Syrian refugees in Lebanon
Image: picture alliance/AP Photo

The UNHCR said on Thursday that Lebanon had the world's "highest per capita concentration of refugees" and urgently needed boosts in funding.

A current humanitarian aid appeal for Lebanon was only 13 percent funded, the agency said, adding that 2,500 new refugees entered Lebanon daily – more than one person per minute.

United Nations High Commissioner for Refugees Antonio Guterres said the impact on Lebanon – a small country of 4.5 million people – was "staggering."

The influx had severely stretched Lebanon's health and education sectors as well as its electricity, water and sanitation services. Lebanon had shown "striking generosity" but was "struggling to cope," he said.

Children make up half

Half of the Syrian refugees - living in tented settlements and makeshift shelters (pictured) in Lebanon - are children, according to the UNHCR. Only around 100,000 of them are attending public schools.

The majority of school-aged Syrian refugees in Lebanon lacked schooling, with many forced to work. Girls were often off married young.

Fiery protest

In Beirut, UNHCR regional representative Ninette Kelley said the self-immolation by a Syrian refugee mother in Lebanon last week was a "telling reminder of the consequences of the Syrian emergency."

Mariam al-Khawli is being treated for 70 percent burns to her body after an unexplained cut in aid funding to her family, including her disabled husband and three children suffering from blood ailments.

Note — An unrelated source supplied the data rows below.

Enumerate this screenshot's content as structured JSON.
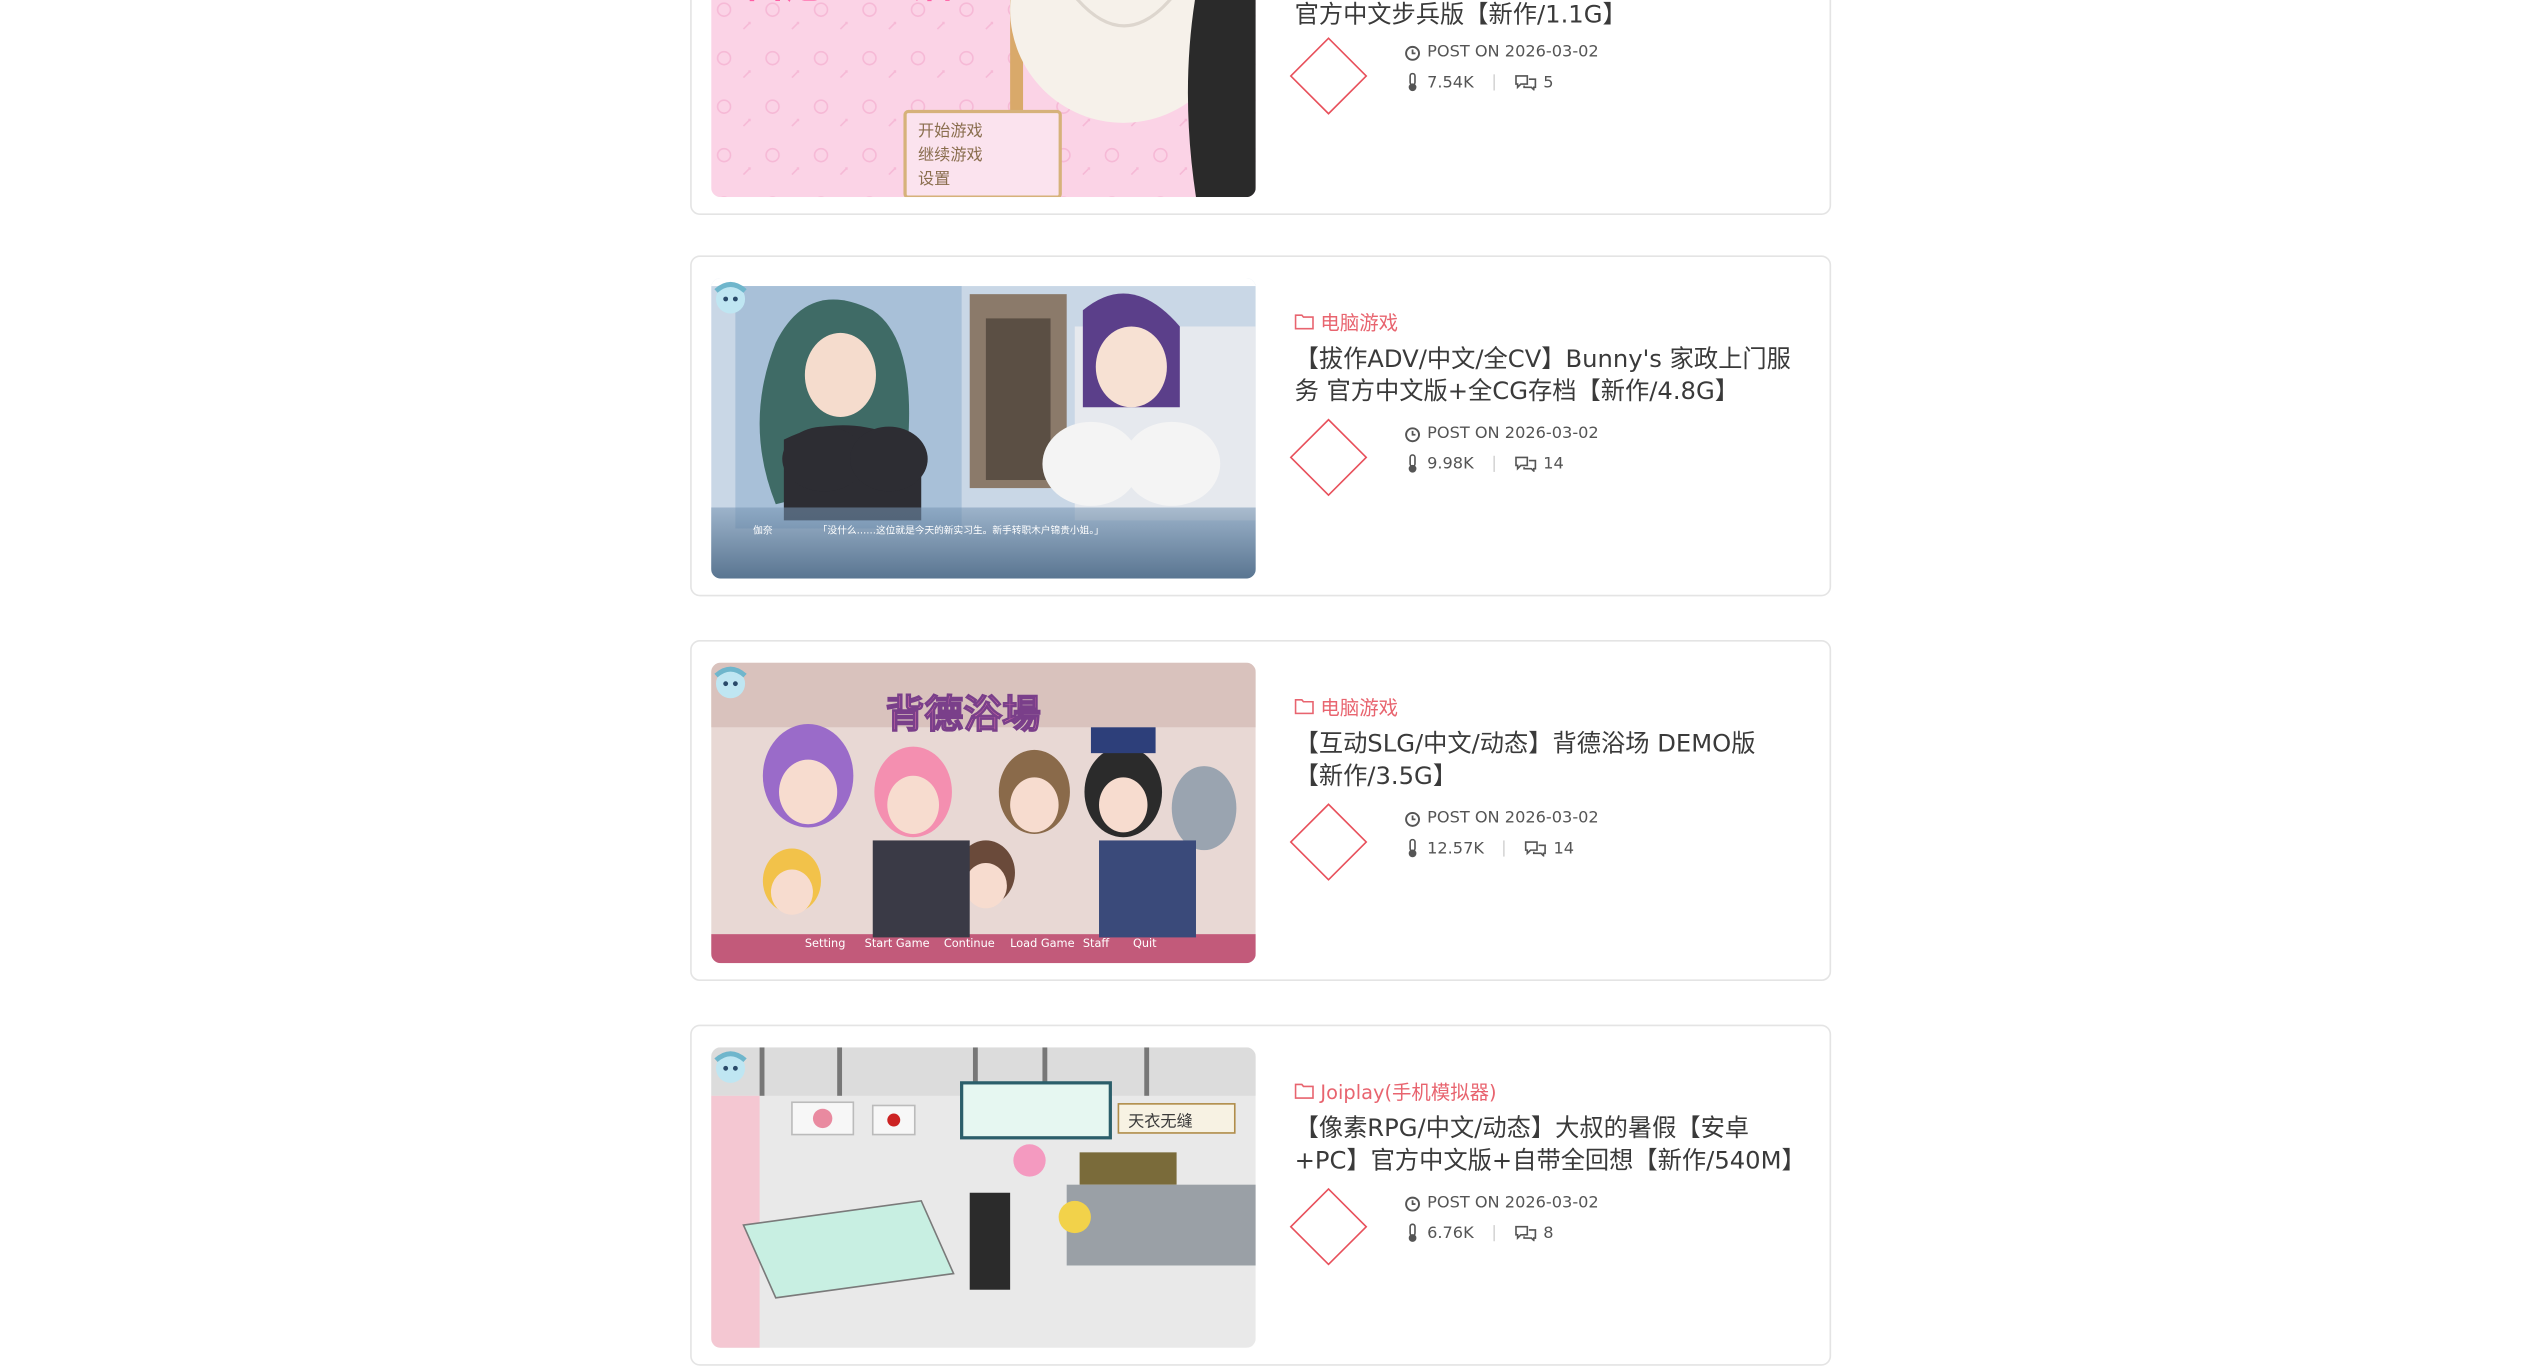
{
  "posts": [
    {
      "category": "",
      "title": "官方中文步兵版【新作/1.1G】",
      "date": "POST ON 2026-03-02",
      "views": "7.54K",
      "comments": "5",
      "thumb_menu": [
        "开始游戏",
        "继续游戏",
        "设置"
      ]
    },
    {
      "category": "电脑游戏",
      "title": "【拔作ADV/中文/全CV】Bunny's 家政上门服务 官方中文版+全CG存档【新作/4.8G】",
      "date": "POST ON 2026-03-02",
      "views": "9.98K",
      "comments": "14",
      "thumb_speaker": "伽奈",
      "thumb_dialog": "「没什么……这位就是今天的新实习生。新手转职木户锦贵小姐。」"
    },
    {
      "category": "电脑游戏",
      "title": "【互动SLG/中文/动态】背德浴场 DEMO版【新作/3.5G】",
      "date": "POST ON 2026-03-02",
      "views": "12.57K",
      "comments": "14",
      "thumb_logo": "背德浴場",
      "thumb_menu": [
        "Setting",
        "Start Game",
        "Continue",
        "Load Game",
        "Staff",
        "Quit"
      ]
    },
    {
      "category": "Joiplay(手机模拟器)",
      "title": "【像素RPG/中文/动态】大叔的暑假【安卓+PC】官方中文版+自带全回想【新作/540M】",
      "date": "POST ON 2026-03-02",
      "views": "6.76K",
      "comments": "8",
      "thumb_sign": "天衣无缝"
    }
  ],
  "colors": {
    "accent": "#e8646f",
    "diamond": "#e8505b",
    "text": "#3a3a3a",
    "border": "#e4e4e4"
  },
  "icons": {
    "category": "folder-icon",
    "date": "clock-icon",
    "views": "thermometer-icon",
    "comments": "chat-bubbles-icon"
  }
}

Khawli told Reuters Wednesday: "We got hungry … but they burned my heart before they burned my body. They burned my heart from the inside."

Kelley said UN teams in Lebanon gave aid to the most vulnerable first and made regular checks on families who were not covered.

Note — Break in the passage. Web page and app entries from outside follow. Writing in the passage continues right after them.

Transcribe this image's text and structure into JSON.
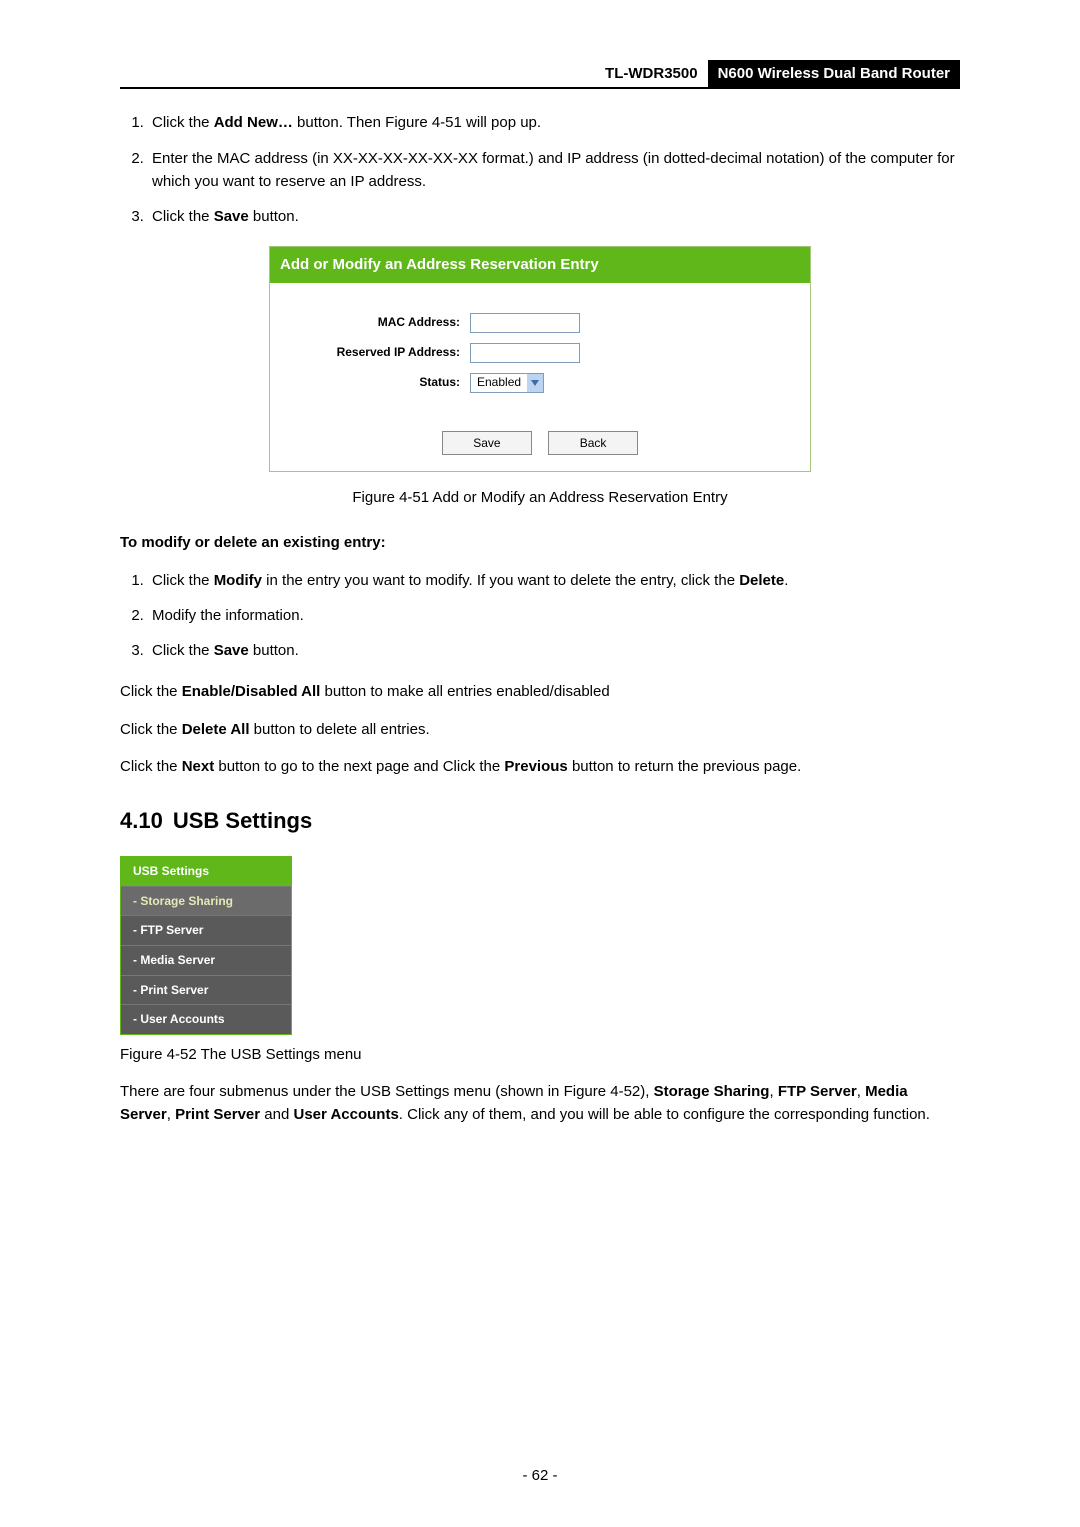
{
  "header": {
    "model": "TL-WDR3500",
    "description": "N600 Wireless Dual Band Router"
  },
  "steps_add": [
    {
      "pre": "Click the ",
      "bold": "Add New…",
      "post": " button. Then Figure 4-51 will pop up."
    },
    {
      "text": "Enter the MAC address (in XX-XX-XX-XX-XX-XX format.) and IP address (in dotted-decimal notation) of the computer for which you want to reserve an IP address."
    },
    {
      "pre": "Click the ",
      "bold": "Save",
      "post": " button."
    }
  ],
  "panel": {
    "title": "Add or Modify an Address Reservation Entry",
    "fields": {
      "mac_label": "MAC Address:",
      "ip_label": "Reserved IP Address:",
      "status_label": "Status:",
      "status_value": "Enabled"
    },
    "buttons": {
      "save": "Save",
      "back": "Back"
    }
  },
  "figure51": "Figure 4-51 Add or Modify an Address Reservation Entry",
  "modify_heading": "To modify or delete an existing entry:",
  "steps_modify": [
    {
      "pre": "Click the ",
      "bold": "Modify",
      "mid": " in the entry you want to modify. If you want to delete the entry, click the ",
      "bold2": "Delete",
      "post": "."
    },
    {
      "text": "Modify the information."
    },
    {
      "pre": "Click the ",
      "bold": "Save",
      "post": " button."
    }
  ],
  "para_enable": {
    "pre": "Click the ",
    "bold": "Enable/Disabled All",
    "post": " button to make all entries enabled/disabled"
  },
  "para_delete": {
    "pre": "Click the ",
    "bold": "Delete All",
    "post": " button to delete all entries."
  },
  "para_nextprev": {
    "pre": "Click the ",
    "b1": "Next",
    "mid": " button to go to the next page and Click the ",
    "b2": "Previous",
    "post": " button to return the previous page."
  },
  "section": {
    "num": "4.10",
    "title": "USB Settings"
  },
  "usb_menu": {
    "title": "USB Settings",
    "items": [
      {
        "label": "- Storage Sharing",
        "selected": true
      },
      {
        "label": "- FTP Server",
        "selected": false
      },
      {
        "label": "- Media Server",
        "selected": false
      },
      {
        "label": "- Print Server",
        "selected": false
      },
      {
        "label": "- User Accounts",
        "selected": false
      }
    ]
  },
  "figure52": "Figure 4-52 The USB Settings menu",
  "usb_para": {
    "pre": "There are four submenus under the USB Settings menu (shown in Figure 4-52), ",
    "b1": "Storage Sharing",
    "sep1": ", ",
    "b2": "FTP Server",
    "sep2": ", ",
    "b3": "Media Server",
    "sep3": ", ",
    "b4": "Print Server",
    "sep4": " and ",
    "b5": "User Accounts",
    "post": ". Click any of them, and you will be able to configure the corresponding function."
  },
  "page_number": "- 62 -"
}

"We simply do not have enough [funding]," Kelley said.

Syria's three-year civil war has also left some 600,000 refugees registered in Jordan and around 670,000 in Turkey.

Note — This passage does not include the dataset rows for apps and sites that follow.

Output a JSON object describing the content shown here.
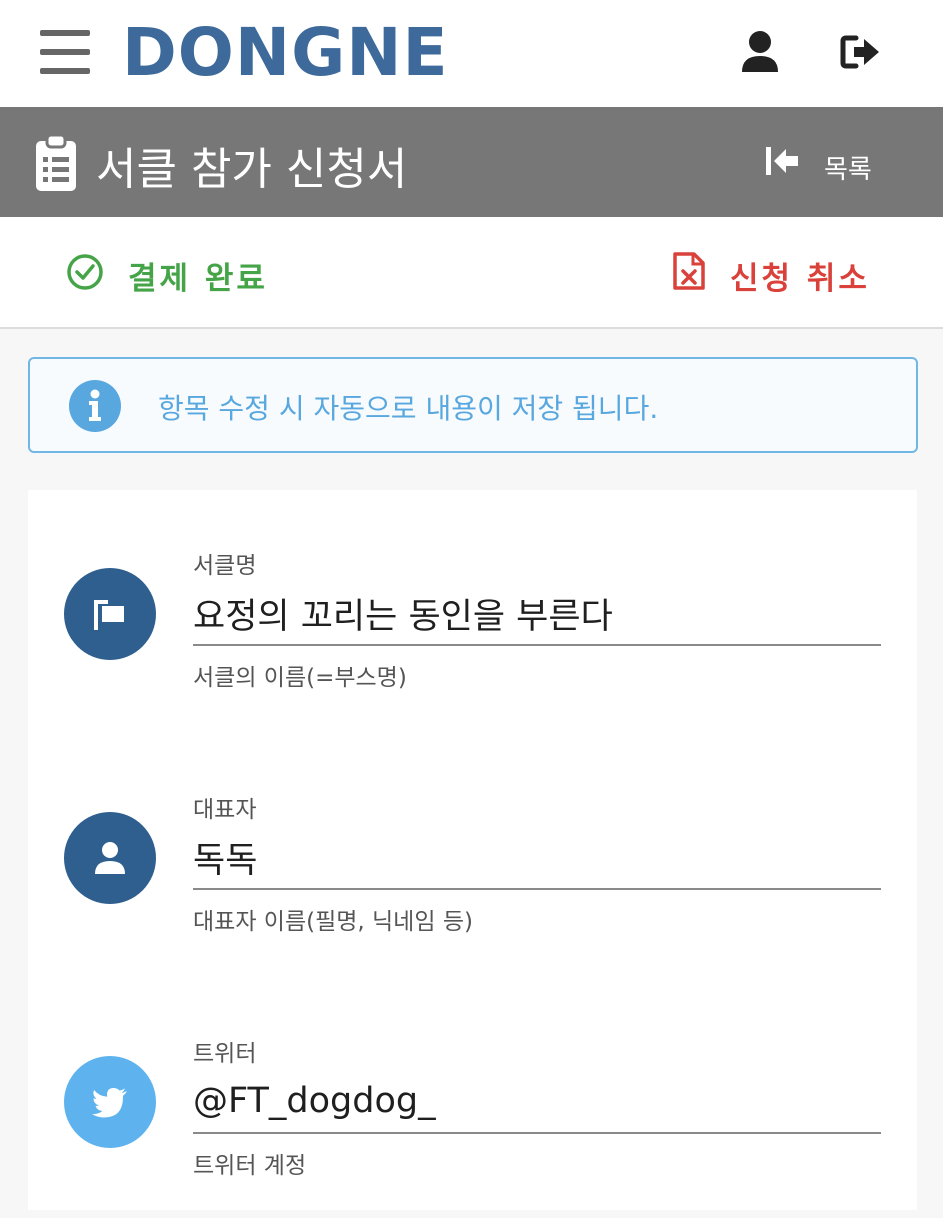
{
  "header": {
    "logo": "DONGNE"
  },
  "titlebar": {
    "title": "서클 참가 신청서",
    "list_label": "목록"
  },
  "status": {
    "paid_label": "결제 완료",
    "cancel_label": "신청 취소"
  },
  "info": {
    "message": "항목 수정 시 자동으로 내용이 저장 됩니다."
  },
  "fields": [
    {
      "label": "서클명",
      "value": "요정의 꼬리는 동인을 부른다",
      "help": "서클의 이름(=부스명)",
      "icon": "flag-icon"
    },
    {
      "label": "대표자",
      "value": "독독",
      "help": "대표자 이름(필명, 닉네임 등)",
      "icon": "user-icon"
    },
    {
      "label": "트위터",
      "value": "@FT_dogdog_",
      "help": "트위터 계정",
      "icon": "twitter-icon"
    }
  ],
  "colors": {
    "brand": "#3d6a9a",
    "titlebar": "#777777",
    "success": "#45a447",
    "danger": "#d9413a",
    "info": "#58a7df",
    "icon_circle": "#2f5f8f",
    "twitter": "#5eb3ee"
  }
}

Sectarian strains

In a further sign of Lebanon's attempt to cope with the spillover from Syria's war, Lebanese troops moved into a restive Sunni area of the northern Lebanese city of Tripoli on Wednesday.

On Tuesday, the army had entered the adjacent Alawite precinct of Jabal Mohsen.

Syria's conflict has split Lebanon between Alawites who tend to back Syrian President Bashar al-Assad and Sunnis who tend to back those opposing his regime.

Sectarian clashes between fighters of two Tripoli neighborhoods in the Mediterranean port city claimed at least 30 lives in March.

Tripoli residents said Wednesday they hoped the army's bid to cap sectarian tensions would restore a semblance of urban normality.

High toll in 3-year war

According to the Britain-based Syrian Observatory for Human Rights, Syria's three-year civil war has claimed at least 150,000 lives.

It said on Tuesday its death count included more than 51,000 civilians and nearly 8,000 children.

In addition, at least half a million Syrians had been left wounded.

An additional 17,000 people were missing and "tens of thousands" were held in regime prisons, the observatory said.

Aid agencies, including the International Red Cross, have repeatedly called for protected field access for aid deliveries. Forty percent of Syria's hospitals have been destroyed, according to the UN.

Syria's economic output has fallen 45 percent since the uprising's start in 2011.#

ipj/slk (AFP, AP, Reuters)